*** Records for this exercise ***

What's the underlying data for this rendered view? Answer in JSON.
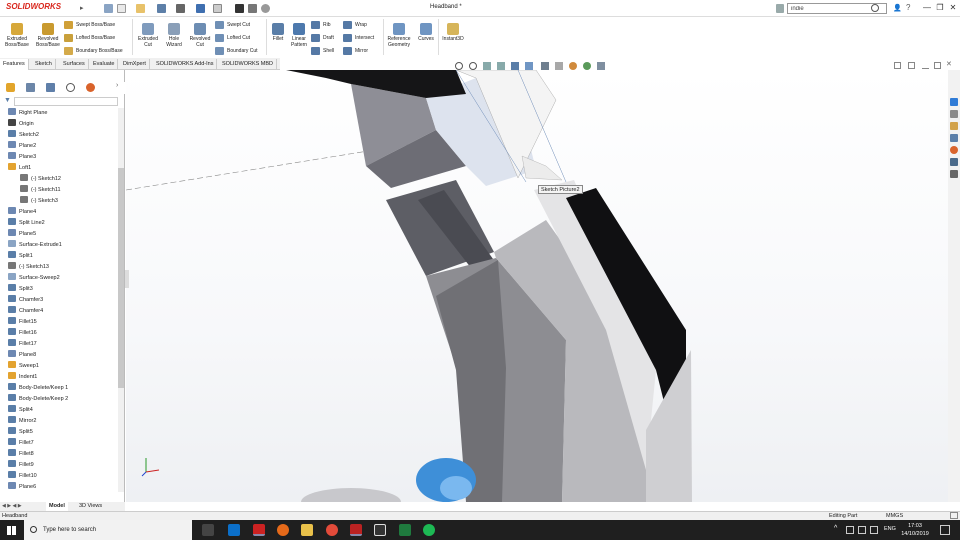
{
  "window": {
    "app_name": "SOLIDWORKS",
    "doc_title": "Headband *",
    "search_value": "indie",
    "controls": [
      "—",
      "❐",
      "✕"
    ]
  },
  "command_manager": {
    "features": [
      {
        "label": "Extruded Boss/Base"
      },
      {
        "label": "Revolved Boss/Base"
      },
      {
        "label": "Extruded Cut"
      },
      {
        "label": "Hole Wizard"
      },
      {
        "label": "Revolved Cut"
      },
      {
        "label": "Fillet"
      },
      {
        "label": "Linear Pattern"
      },
      {
        "label": "Reference Geometry"
      },
      {
        "label": "Curves"
      },
      {
        "label": "Instant3D"
      }
    ],
    "small": [
      {
        "label": "Swept Boss/Base"
      },
      {
        "label": "Lofted Boss/Base"
      },
      {
        "label": "Boundary Boss/Base"
      },
      {
        "label": "Swept Cut"
      },
      {
        "label": "Lofted Cut"
      },
      {
        "label": "Boundary Cut"
      },
      {
        "label": "Rib"
      },
      {
        "label": "Draft"
      },
      {
        "label": "Shell"
      },
      {
        "label": "Wrap"
      },
      {
        "label": "Intersect"
      },
      {
        "label": "Mirror"
      }
    ]
  },
  "tabs": [
    "Features",
    "Sketch",
    "Surfaces",
    "Evaluate",
    "DimXpert",
    "SOLIDWORKS Add-Ins",
    "SOLIDWORKS MBD"
  ],
  "active_tab": "Features",
  "tree": [
    "Right Plane",
    "Origin",
    "Sketch2",
    "Plane2",
    "Plane3",
    "Loft1",
    "(-) Sketch12",
    "(-) Sketch11",
    "(-) Sketch3",
    "Plane4",
    "Split Line2",
    "Plane5",
    "Surface-Extrude1",
    "Split1",
    "(-) Sketch13",
    "Surface-Sweep2",
    "Split3",
    "Chamfer3",
    "Chamfer4",
    "Fillet15",
    "Fillet16",
    "Fillet17",
    "Plane8",
    "Sweep1",
    "Indent1",
    "Body-Delete/Keep 1",
    "Body-Delete/Keep 2",
    "Split4",
    "Mirror2",
    "Split5",
    "Fillet7",
    "Fillet8",
    "Fillet9",
    "Fillet10",
    "Plane6"
  ],
  "tooltip": "Sketch Picture2",
  "bottom_tabs": [
    "Model",
    "3D Views"
  ],
  "status": {
    "left": "Headband",
    "mode": "Editing Part",
    "units": "MMGS"
  },
  "taskbar": {
    "search_placeholder": "Type here to search",
    "lang": "ENG",
    "time": "17:03",
    "date": "14/10/2019"
  },
  "colors": {
    "brand_red": "#d9261c",
    "taskbar": "#1f1f1f",
    "accent_blue": "#2f7bd6"
  }
}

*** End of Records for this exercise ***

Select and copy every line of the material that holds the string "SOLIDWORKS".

▸ **The completed task**
    "app_name": "SOLIDWORKS",
    "SOLIDWORKS Add-Ins",
    "SOLIDWORKS MBD"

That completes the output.